This concept hit me hard at a youth summer camp of 2007, and it continues to be one of the most important personal ministry experiences of my life. My group of students had been partnered with kids from another church all week long as they participated in Bible studies and field games. On the last day of camp the students from the other church were all wearing the same t-shirt with the words, “In Memory of…” on the front.

So I sat down with a group of them that day and asked them about the t-shirts. The oldest student explained that their youth pastor had died of a heart attack a couple of months before the camp had started. Without a leader, a group of high school students decided that camp was so important for the middle school students that they took it upon themselves to make sure that the summer camp trip was not canceled.

I was completely blown away by their story because I became aware of the ripple effect of ministry. Every Bible study I prepared, every prayer I spoke, every worship song I sang, every special event I planned… everything I did in ministry had the potential to impact the life of someone in a way I would never know.

The ripple effect can be observed in the ministry of Jesus when He encounters the Samaritan woman at the well in Sychar. After spending time with her and testifying He was the Messiah, she left and began witnessing throughout the city. The gospel John shares, “Now many Samaritans from that town believed in Him because of what the woman said when she testified, ‘He told me everything I ever did.’” John 4:39 (HCSB)

Remember this in your day-to-day ministry – that even if it feels like you aren’t making a difference, God can be using you in ways you’d never even dream. Be encouraged by these words.

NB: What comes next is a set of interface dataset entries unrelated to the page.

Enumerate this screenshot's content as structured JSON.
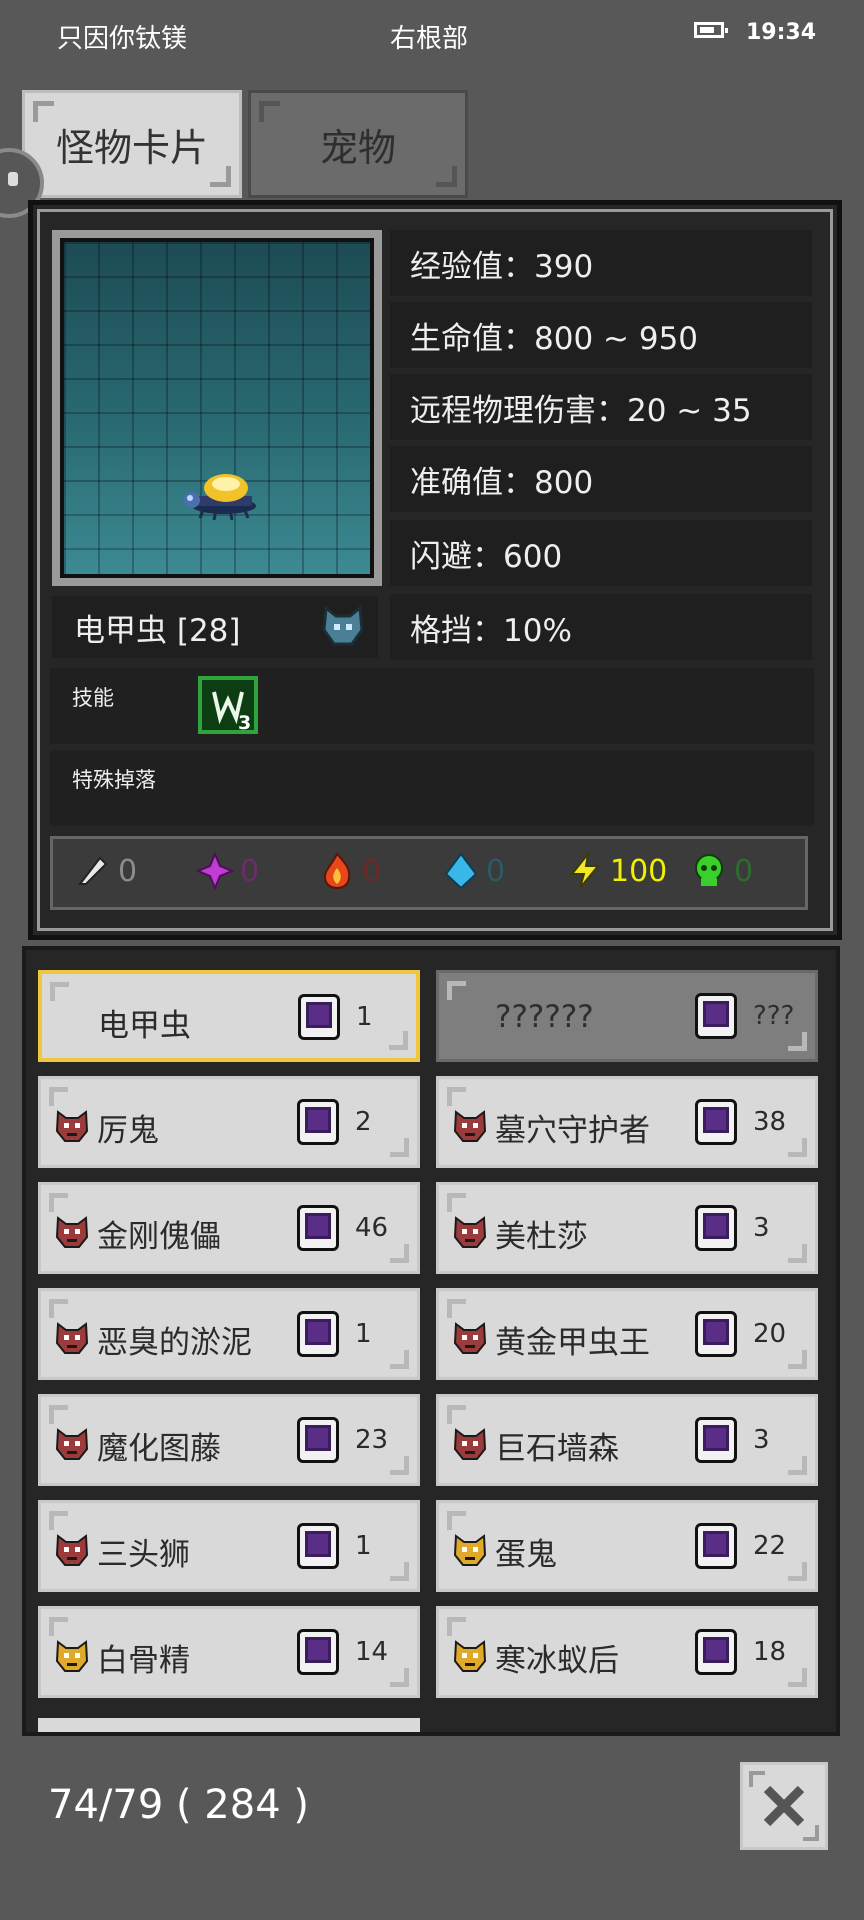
{
  "status_bar": {
    "left_text": "只因你钛镁",
    "center_text": "右根部",
    "time": "19:34"
  },
  "tabs": [
    {
      "label": "怪物卡片",
      "active": true
    },
    {
      "label": "宠物",
      "active": false
    }
  ],
  "monster": {
    "name": "电甲虫 [28]",
    "stats": [
      "经验值：390",
      "生命值：800 ~ 950",
      "远程物理伤害：20 ~ 35",
      "准确值：800",
      "闪避：600",
      "格挡：10%"
    ],
    "skill_label": "技能",
    "skill_count": "3",
    "drop_label": "特殊掉落",
    "resistances": [
      {
        "icon": "physical-icon",
        "value": "0",
        "color": "#8c8c8c"
      },
      {
        "icon": "arcane-icon",
        "value": "0",
        "color": "#6a2d6a"
      },
      {
        "icon": "fire-icon",
        "value": "0",
        "color": "#6a2a2a"
      },
      {
        "icon": "water-icon",
        "value": "0",
        "color": "#2a5a66"
      },
      {
        "icon": "lightning-icon",
        "value": "100",
        "color": "#f0f000"
      },
      {
        "icon": "poison-icon",
        "value": "0",
        "color": "#2f6a2f"
      }
    ]
  },
  "monster_list": [
    {
      "name": "电甲虫",
      "count": "1",
      "state": "selected"
    },
    {
      "name": "??????",
      "count": "???",
      "state": "unknown"
    },
    {
      "name": "厉鬼",
      "count": "2",
      "state": "normal",
      "badge": "red"
    },
    {
      "name": "墓穴守护者",
      "count": "38",
      "state": "normal",
      "badge": "red"
    },
    {
      "name": "金刚傀儡",
      "count": "46",
      "state": "normal",
      "badge": "red"
    },
    {
      "name": "美杜莎",
      "count": "3",
      "state": "normal",
      "badge": "red"
    },
    {
      "name": "恶臭的淤泥",
      "count": "1",
      "state": "normal",
      "badge": "red"
    },
    {
      "name": "黄金甲虫王",
      "count": "20",
      "state": "normal",
      "badge": "red"
    },
    {
      "name": "魔化图藤",
      "count": "23",
      "state": "normal",
      "badge": "red"
    },
    {
      "name": "巨石墙森",
      "count": "3",
      "state": "normal",
      "badge": "red"
    },
    {
      "name": "三头狮",
      "count": "1",
      "state": "normal",
      "badge": "red"
    },
    {
      "name": "蛋鬼",
      "count": "22",
      "state": "normal",
      "badge": "gold"
    },
    {
      "name": "白骨精",
      "count": "14",
      "state": "normal",
      "badge": "gold"
    },
    {
      "name": "寒冰蚁后",
      "count": "18",
      "state": "normal",
      "badge": "gold"
    }
  ],
  "footer": {
    "collection_count": "74/79 ( 284 )"
  }
}
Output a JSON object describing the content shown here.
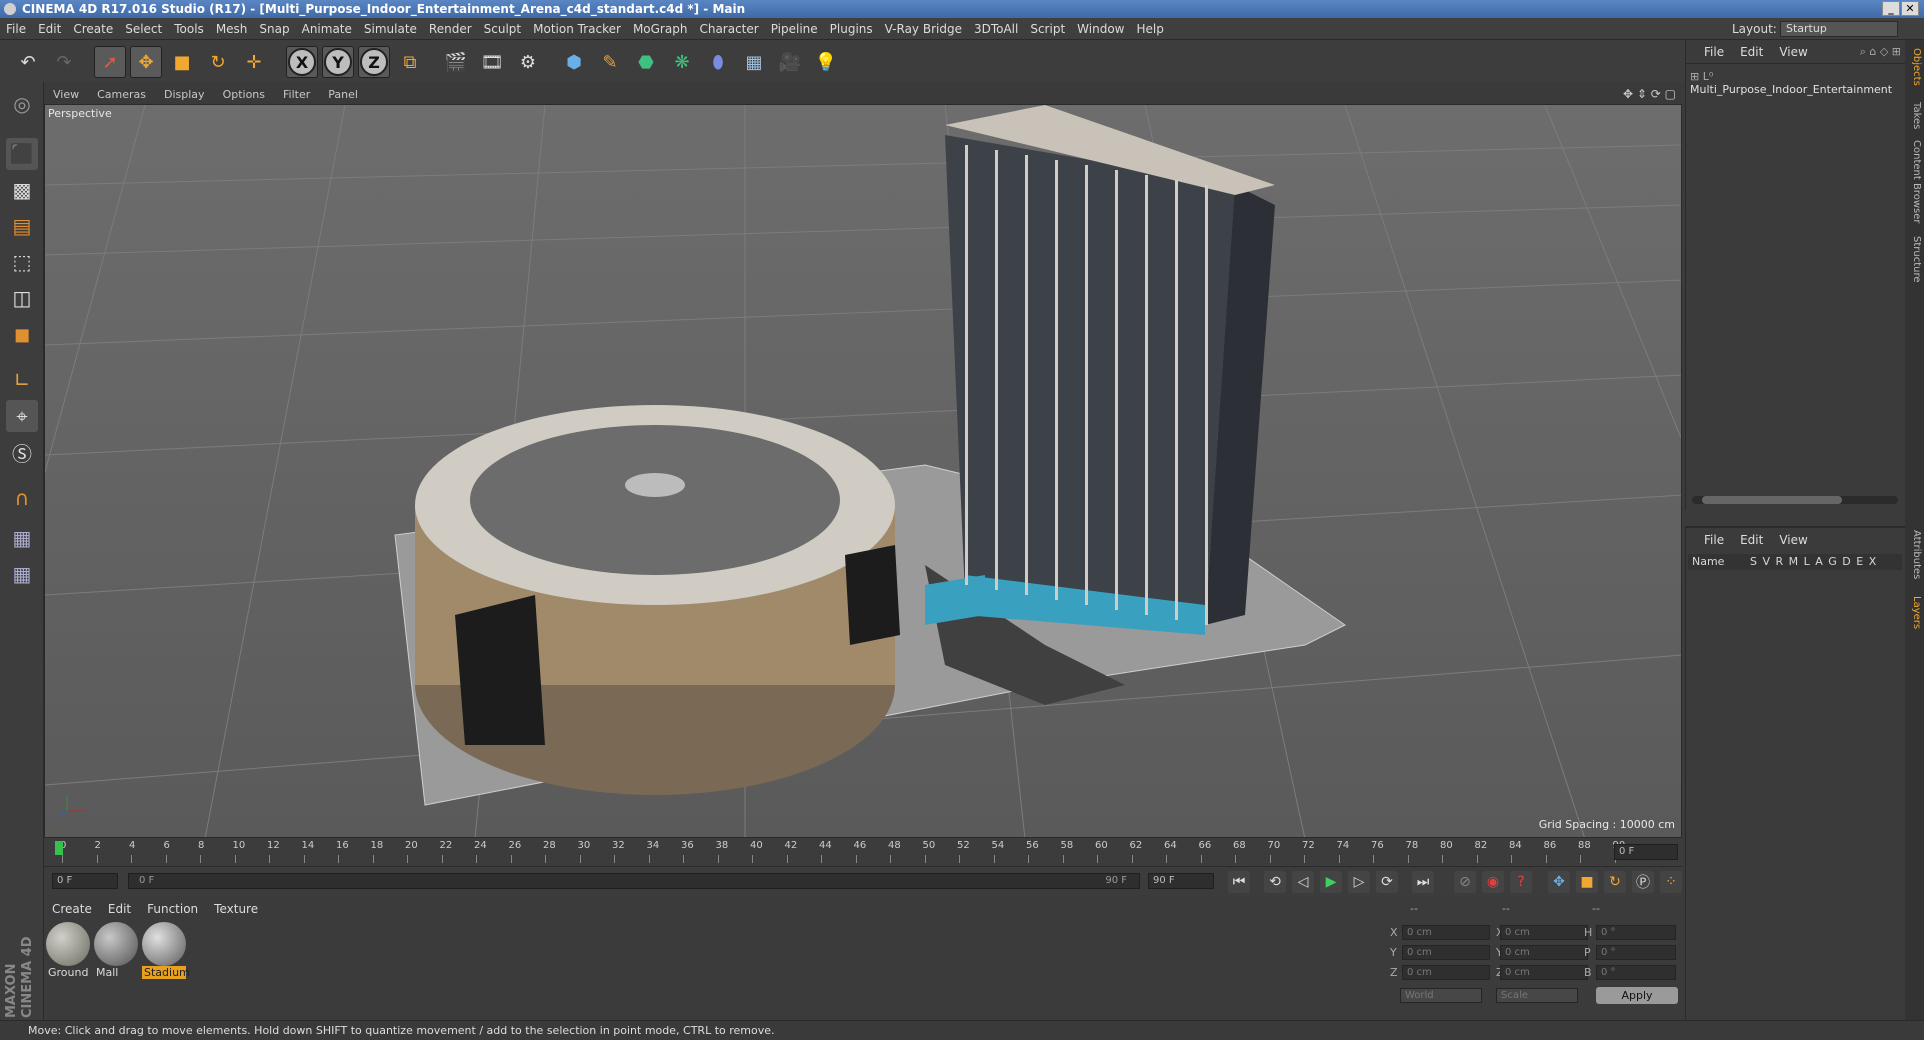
{
  "window": {
    "title": "CINEMA 4D R17.016 Studio (R17) - [Multi_Purpose_Indoor_Entertainment_Arena_c4d_standart.c4d *] - Main"
  },
  "menu": [
    "File",
    "Edit",
    "Create",
    "Select",
    "Tools",
    "Mesh",
    "Snap",
    "Animate",
    "Simulate",
    "Render",
    "Sculpt",
    "Motion Tracker",
    "MoGraph",
    "Character",
    "Pipeline",
    "Plugins",
    "V-Ray Bridge",
    "3DToAll",
    "Script",
    "Window",
    "Help"
  ],
  "layout": {
    "label": "Layout:",
    "value": "Startup"
  },
  "viewport": {
    "menu": [
      "View",
      "Cameras",
      "Display",
      "Options",
      "Filter",
      "Panel"
    ],
    "label": "Perspective",
    "grid_spacing": "Grid Spacing : 10000 cm"
  },
  "timeline": {
    "ticks": [
      "0",
      "2",
      "4",
      "6",
      "8",
      "10",
      "12",
      "14",
      "16",
      "18",
      "20",
      "22",
      "24",
      "26",
      "28",
      "30",
      "32",
      "34",
      "36",
      "38",
      "40",
      "42",
      "44",
      "46",
      "48",
      "50",
      "52",
      "54",
      "56",
      "58",
      "60",
      "62",
      "64",
      "66",
      "68",
      "70",
      "72",
      "74",
      "76",
      "78",
      "80",
      "82",
      "84",
      "86",
      "88",
      "90"
    ],
    "current": "0 F"
  },
  "anim": {
    "start": "0 F",
    "range_start": "0 F",
    "range_end": "90 F",
    "end": "90 F"
  },
  "materials": {
    "menu": [
      "Create",
      "Edit",
      "Function",
      "Texture"
    ],
    "items": [
      {
        "name": "Ground",
        "selected": false
      },
      {
        "name": "Mall",
        "selected": false
      },
      {
        "name": "Stadium",
        "selected": true
      }
    ]
  },
  "coords": {
    "headers": [
      "--",
      "--",
      "--"
    ],
    "rows": [
      {
        "a": "X",
        "av": "0 cm",
        "b": "X",
        "bv": "0 cm",
        "c": "H",
        "cv": "0 °"
      },
      {
        "a": "Y",
        "av": "0 cm",
        "b": "Y",
        "bv": "0 cm",
        "c": "P",
        "cv": "0 °"
      },
      {
        "a": "Z",
        "av": "0 cm",
        "b": "Z",
        "bv": "0 cm",
        "c": "B",
        "cv": "0 °"
      }
    ],
    "mode1": "World",
    "mode2": "Scale",
    "apply": "Apply"
  },
  "objects": {
    "menu": [
      "File",
      "Edit",
      "View"
    ],
    "items": [
      "Multi_Purpose_Indoor_Entertainment"
    ]
  },
  "layers": {
    "menu": [
      "File",
      "Edit",
      "View"
    ],
    "name_header": "Name",
    "flags": "S V R M L A G D E X"
  },
  "right_tabs": [
    "Objects",
    "Takes",
    "Content Browser",
    "Structure",
    "Attributes",
    "Layers"
  ],
  "brand": "MAXON CINEMA 4D",
  "status": "Move: Click and drag to move elements. Hold down SHIFT to quantize movement / add to the selection in point mode, CTRL to remove."
}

Brandon OrtegaBrandon Ortega currently works for WORDsearch Bible. He is passionate about youth ministry, writing, and playing the guitar. He is a graduate of San Diego Christian College with a degree in Biblical studies with an emphasis in youth ministry.